August 24, 2022
It’s been one year since the world, via the International Monetary Fund (IMF), took a historic step to address the global challenges resulting from the COVID-19 pandemic. On August 23, 2021, $650 billion worth of resources known as Special Drawing Rights (SDRs) were distributed among IMF member countries around the world.
These resources, a type of reserve asset, provided the best source of relief to low- and middle-income countries responding to the dual health and economic crises, sending approximately $209 billion to them via their IMF quota shares. As a tool, SDRs are unique in that they are not loans, do not have conditions (like requiring austerity) around their use, and do not have any costs to taxpayers. Because SDRs enabled governments to acquire vaccines and personal protective equipment, to import necessities, and to support their populations, the August 2021 issuance almost certainly saved the lives of many people struggling to survive during some of the worst crises of the last few decades.
This research updates an April 2022 report and tracks how countries made use of these SDRs from August 23, 2021 to July 31, 2022. Specifically, countries may use SDRs to supplement their existing reserves; to acquire hard currency by exchanging them; to support their domestic budgets and reduce their external, non-IMF debt; and — effectively — as IMF debt relief. Using SDRs in ways other than as reserves entails paying a relatively small amount of interest. This is why SDRs have been described as “practically free financing.”
The data show that during this period:
Of 105 countries that used SDRs, 104 were low- and middle-income countries;
Excluding use of SDRs as reserves, 15 countries used SDRs in three ways, 27 countries in two ways, and 58 countries in one way;
$16.3 billion was exchanged for hard currency by 42 countries;
$10.9 billion was used, effectively, as IMF debt relief by 79 countries to some degree, and of that, $8.9 billion was used by 34 countries to a significant degree;
At least 69 countries have included SDRs totaling $80.4 billion worth in their government budgets or used them for fiscal purposes.
Explore how SDRs have been used, below.
The SDR issuance has touched every continent and SDRs were particularly well-used by African countries.
Compared to other sources of support for low- and middle-income countries, SDRs had — by far — a greater impact. However, as shown in this sample, richer countries provided themselves with much higher levels of support.
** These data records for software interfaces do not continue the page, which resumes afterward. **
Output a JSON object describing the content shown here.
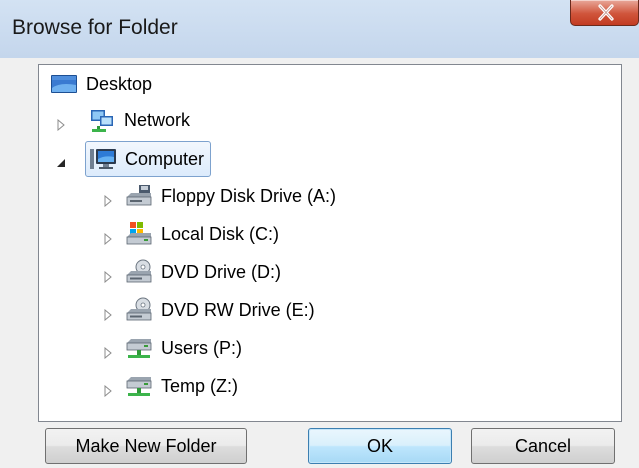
{
  "window": {
    "title": "Browse for Folder"
  },
  "tree": {
    "nodes": [
      {
        "label": "Desktop",
        "icon": "desktop-icon",
        "level": 0
      },
      {
        "label": "Network",
        "icon": "network-icon",
        "level": 1,
        "expander": "collapsed"
      },
      {
        "label": "Computer",
        "icon": "computer-icon",
        "level": 1,
        "expander": "expanded",
        "selected": true
      },
      {
        "label": "Floppy Disk Drive (A:)",
        "icon": "floppy-drive-icon",
        "level": 2,
        "expander": "collapsed"
      },
      {
        "label": "Local Disk (C:)",
        "icon": "local-disk-icon",
        "level": 2,
        "expander": "collapsed"
      },
      {
        "label": "DVD Drive (D:)",
        "icon": "dvd-drive-icon",
        "level": 2,
        "expander": "collapsed"
      },
      {
        "label": "DVD RW Drive (E:)",
        "icon": "dvd-rw-drive-icon",
        "level": 2,
        "expander": "collapsed"
      },
      {
        "label": "Users (P:)",
        "icon": "network-drive-icon",
        "level": 2,
        "expander": "collapsed"
      },
      {
        "label": "Temp (Z:)",
        "icon": "network-drive-icon",
        "level": 2,
        "expander": "collapsed"
      }
    ]
  },
  "buttons": {
    "make_new_folder": "Make New Folder",
    "ok": "OK",
    "cancel": "Cancel"
  },
  "colors": {
    "titlebar": "#c4d6ec",
    "close_button": "#c9452c",
    "selection_border": "#7da2ce",
    "dialog_body": "#f0f0f0"
  }
}
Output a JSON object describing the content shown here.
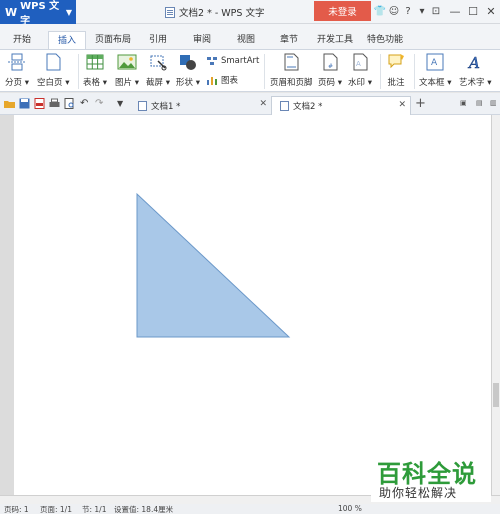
{
  "titlebar": {
    "app_label": "WPS 文字",
    "app_letter": "W",
    "doc_title": "文档2 * - WPS 文字",
    "login_label": "未登录"
  },
  "menu": {
    "tabs": [
      "开始",
      "插入",
      "页面布局",
      "引用",
      "审阅",
      "视图",
      "章节",
      "开发工具",
      "特色功能"
    ],
    "active": "插入"
  },
  "ribbon": {
    "page_break": "分页",
    "blank_page": "空白页",
    "table": "表格",
    "picture": "图片",
    "screenshot": "截屏",
    "shape": "形状",
    "smartart": "SmartArt",
    "chart": "图表",
    "header_footer": "页眉和页脚",
    "page_number": "页码",
    "watermark": "水印",
    "comment": "批注",
    "textbox": "文本框",
    "wordart": "艺术字"
  },
  "doc_tabs": [
    {
      "label": "文档1 *",
      "active": false
    },
    {
      "label": "文档2 *",
      "active": true
    }
  ],
  "status": {
    "section": "页码: 1",
    "page": "页面: 1/1",
    "sections": "节: 1/1",
    "setting": "设置值: 18.4厘米",
    "zoom": "100 %"
  },
  "watermark": {
    "title": "百科全说",
    "subtitle": "助你轻松解决"
  },
  "colors": {
    "app_blue": "#1f5fbf",
    "login_red": "#e35b4a",
    "triangle_fill": "#a9c8e8",
    "triangle_stroke": "#6b98c9",
    "watermark_green": "#2e9b3a"
  }
}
SDRs were badly needed. The five weeks after the issuance saw high use, and there has been somewhat consistent use since then.
SDRs were almost exclusively used by low- and middle-income countries (one advanced economy — Greece — used SDRs as debt relief for its crisis-era loans).
SDRs were widely used across geographic regions.
Sub-Saharan Africa especially depended on SDRs, having the highest take-up rate.
Many countries were able to maximize the effect of SDRs by combining various uses and even exceeding the nominal value that they received.
Fiscal uses — using SDRs to spend domestically — were especially important.
There are many benefits for countries like the United States that do not directly use SDRs. In addition to supporting American exporters, SDRs generate millions of dollars for Americans and cost them nothing.
Additionally, SDRs are sanctions-neutral, meaning they comply with sanctions to the extent that IMF member countries do.
Compared to an issuance of SDRs in the wake of the global recession in 2009, the 2021 issuance was an even greater success.
Because SDRs are distributed according to country shares at the IMF, a significant portion goes to richer countries. Since they have no need to use SDRs — and do not use them in any significant way — there have been efforts to rechannel these SDRs as loans to low- and middle-income countries. However, after one year, very few resources have been committed and none have actually been received by low- and middle-income countries.
Due to the fact rechanneling has not yet delivered on its promises, there is a growing effort to help low- and middle-income countries with an additional issuance of SDRs. In the context of additional global crises, such as rising interest rates, the high costs of food and energy, and spillover effects from the war in Ukraine, a similarly sized allocation as last year’s would provide $209 billion for these countries.